While I walked Helen out she told me that getting old was no picnic. "Would you believe I used to be a professional ice skater?"

"It's a good thing we wrapped this up now," I replied. "We've got to go see a porn star speak on campus."

I'm totally kidding about that. I actually replied, "Are you fucking kidding me?"

No, no, of course I didn't say that. I smiled and laughed and listened to her talk about growing up a few blocks from me and moving to Florida. It kind of broke my heart that she told me the bit about ice skating...it was important to her that I didn't just see her as a confused older woman who came to my house by mistake, but that I know she too was once vibrant and young. I don't look forward to that. To the feeling that you have to prove your value, justify your continued worth as you lose your independence, health, and even dignity in dribs and drabs every day.

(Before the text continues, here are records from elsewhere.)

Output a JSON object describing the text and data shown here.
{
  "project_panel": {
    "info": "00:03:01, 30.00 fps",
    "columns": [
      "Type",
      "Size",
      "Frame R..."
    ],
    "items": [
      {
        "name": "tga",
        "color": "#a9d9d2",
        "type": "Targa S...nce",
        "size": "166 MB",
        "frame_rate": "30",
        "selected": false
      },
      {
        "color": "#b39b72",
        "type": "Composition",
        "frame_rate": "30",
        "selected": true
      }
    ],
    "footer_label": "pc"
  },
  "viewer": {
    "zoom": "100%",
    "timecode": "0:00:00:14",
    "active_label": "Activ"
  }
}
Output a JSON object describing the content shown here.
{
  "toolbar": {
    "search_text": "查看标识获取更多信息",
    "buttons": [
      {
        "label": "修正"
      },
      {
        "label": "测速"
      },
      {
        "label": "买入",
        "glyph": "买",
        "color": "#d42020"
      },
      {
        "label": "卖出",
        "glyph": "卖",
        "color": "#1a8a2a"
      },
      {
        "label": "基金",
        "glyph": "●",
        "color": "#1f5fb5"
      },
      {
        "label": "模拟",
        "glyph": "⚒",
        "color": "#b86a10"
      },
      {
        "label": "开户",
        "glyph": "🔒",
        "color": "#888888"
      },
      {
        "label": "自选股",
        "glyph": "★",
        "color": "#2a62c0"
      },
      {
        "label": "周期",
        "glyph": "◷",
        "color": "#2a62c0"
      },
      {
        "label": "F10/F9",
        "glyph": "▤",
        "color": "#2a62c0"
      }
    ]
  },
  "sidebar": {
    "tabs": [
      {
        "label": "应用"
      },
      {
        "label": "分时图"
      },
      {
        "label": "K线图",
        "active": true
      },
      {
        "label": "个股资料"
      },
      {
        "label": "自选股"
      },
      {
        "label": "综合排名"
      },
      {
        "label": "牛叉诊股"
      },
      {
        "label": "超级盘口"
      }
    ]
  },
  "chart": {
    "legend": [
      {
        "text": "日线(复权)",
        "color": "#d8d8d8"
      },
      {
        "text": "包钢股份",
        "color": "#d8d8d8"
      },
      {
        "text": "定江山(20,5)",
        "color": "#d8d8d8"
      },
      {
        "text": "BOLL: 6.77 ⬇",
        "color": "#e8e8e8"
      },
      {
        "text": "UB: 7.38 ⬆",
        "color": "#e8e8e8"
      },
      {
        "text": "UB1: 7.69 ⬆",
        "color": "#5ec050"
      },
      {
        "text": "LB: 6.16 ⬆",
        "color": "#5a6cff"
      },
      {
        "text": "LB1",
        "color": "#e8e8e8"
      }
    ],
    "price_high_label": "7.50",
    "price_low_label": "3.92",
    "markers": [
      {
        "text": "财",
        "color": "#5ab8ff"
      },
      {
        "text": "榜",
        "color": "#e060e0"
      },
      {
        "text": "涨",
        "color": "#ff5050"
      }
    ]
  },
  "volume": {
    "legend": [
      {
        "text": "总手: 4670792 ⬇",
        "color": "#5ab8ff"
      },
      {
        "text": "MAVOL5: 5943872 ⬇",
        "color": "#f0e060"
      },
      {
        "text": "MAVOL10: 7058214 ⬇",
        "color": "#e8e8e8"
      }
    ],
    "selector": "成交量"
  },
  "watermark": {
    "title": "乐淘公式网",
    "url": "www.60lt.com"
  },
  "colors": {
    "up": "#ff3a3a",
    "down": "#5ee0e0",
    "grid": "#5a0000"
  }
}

I'll say this--she may have been confused, she may have been a bit shaky on the stairs, but if I'm still in good spirits, resilient in the face of adversity, tooling around going to parties with my friends fifty years from now, I'll consider myself unfathomably lucky.

Tuesday, November 03, 2009

Tick or Teat!

I threw a smallish Halloween party this weekend, which is partially why I have been so quiet lately. I had decorating! I had pumpkin carving! I had savory autumn leaf pies to make, bishes! And let me tell you. Those bastards sucked a chunk from my life that shall never be returned. (They were delicious, but their wee, sassy leaf shapes shall never grace my kitchen again. Because of the time suckage factor.)

An hour before trick-or-treating (and three hours before the first guests were to arrive), Daisy peed on the back rug for the second time in 24 hours, so I had to make an emergency run to Target to buy a new one. And more candy (because we kept eating it) and pint glasses (because we kept breaking them) and ice (because…well, because we wanted to get all fancy with beverages in a galvanized metal tub). The melted water from said cubes would later lead to a toilet overflow emergency at 1 in the morning. But what’s a Halloween party without the toilet overflowing at least once??

We only had 55 trick-or-treaters this year. I almost typed “tick,” and wouldn’t it be funny if you had a kid actually come to the door and ask,“tick or teat?” Because what kind of choice would THAT be? Anyway, that’s kind of a poor turnout, so we have lots of candy left. My FUPA is happy about this, but I most certainly am not.

On Sunday I hit my Halloween wall and did a major tear-down of all the seasonal holiday crap festooning our house: spider webs, lights, wall d├ęcor, even black poster board bats we cut out while watching NBC all night last Thursday.

I learned a few new things at our party. For example, I learned that my friend L is also a vegetarian. And that only one of the party attendees was a parent. And that cheese really does have magical powers, especially if it’s infused with the flavor of buffalo wings.